M.B. + Nimh: Together’s Symphony Box (Maurizio Bianchi & Nimh) 4 x CD Boxset 2005 – Silentes [MAURIZIO BIANCHI: Niddah Emmhna (CD 2005 – Silentes); NIMH: Subterranean Thoughts (CD 2005 – Silentes); NIMH + M.B: Secluded Truths (CD 2005 – Silentes); M.B. + NIMH: Together’s Symphony (CD 2005 – Silentes)] Nimh + M.B.: Secluded Truths (Nimh & Maurizio Bianchi) CD 2005 – Silentes
Nimh: Subterranean Thoughts CD 2005 – Silentes
BAGHIRI / Nimh: Entities (Amir Baghiri & Nimh) CD-R 2005 – Silentes (Second Edition) (Previously released as Private Edition in 2003)
Nimh: Line of Fire CD-R 2005 – Silentes (Second Edition) (Previously released as Private Edition in 2001)
Nimh / NEFELHEIM: Whispers from the Ashes CD 2004 – Amplexus
Nimh: The Impossible Days CD 2004 – Amplexus (Second Edition) (Previously released as Private Edition in 2003)
Nimh: Lanna Memories Mini CD-R 2002 – Taâlem
Nimh: Frozen CD-R 2002 – Afe Records (Second Edition) (Previously released as Private Edition in 2000)
Giuseppe Verticchio: Distant Skylines CD-R 2001 – Private Release
Biasthon: Litam (Giuseppe Verticchio, Marco Ramassotto, Adriano Scerna) CD-R 2001 – Private Release
Giuseppe Verticchio: Resonant Ambiences CD-R 2000 – Private Release
Giuseppe Verticchio: Tjukurpa CD-R 1999 – Private Release
Giuseppe Verticchio: Fragments from the Lost Time CD-R 1998 – Private Release

Join the Conversation


  1. says: Gianmarco

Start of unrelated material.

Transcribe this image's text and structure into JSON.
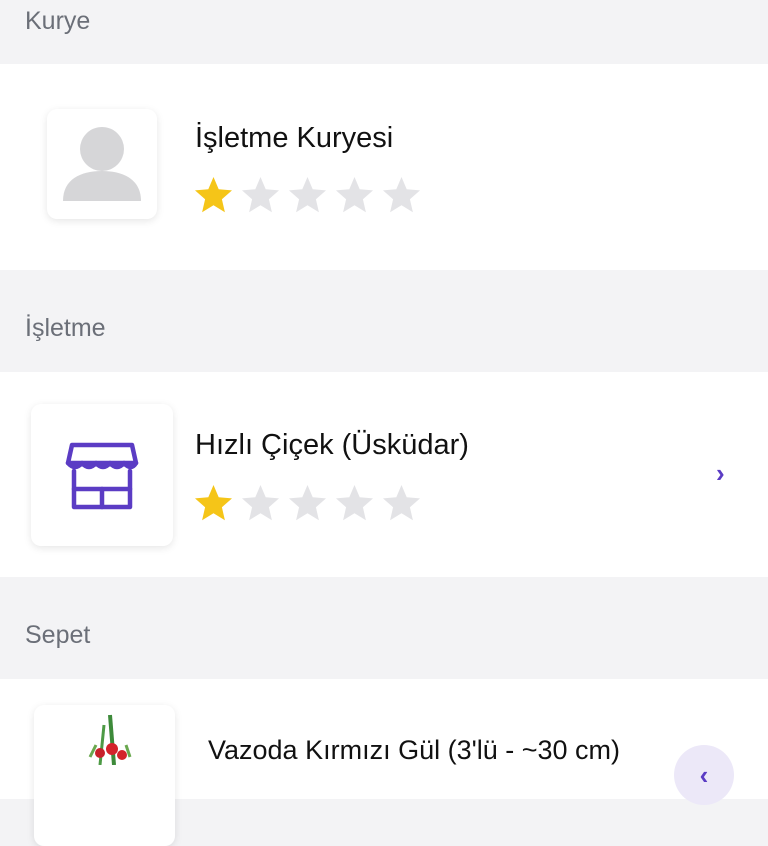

    Hi Marco, Nimh has a couple of new releases in the pipeline.

    The first one being a collaboration: Nimh and Antikatechon – “Out Hunting for Teeth” digi CD 2013, lim. 300, which is coming out in April for the Polish label Rage in Eden

    The new Nimh solo album “Black Silences” is instead scheduled for the end of August and is coming out on the Israeli label Topheth.


Leave a comment
Leave a comment

Your email address will not be published. Required fields are marked *

This site uses Akismet to reduce spam. Learn how your comment data is processed.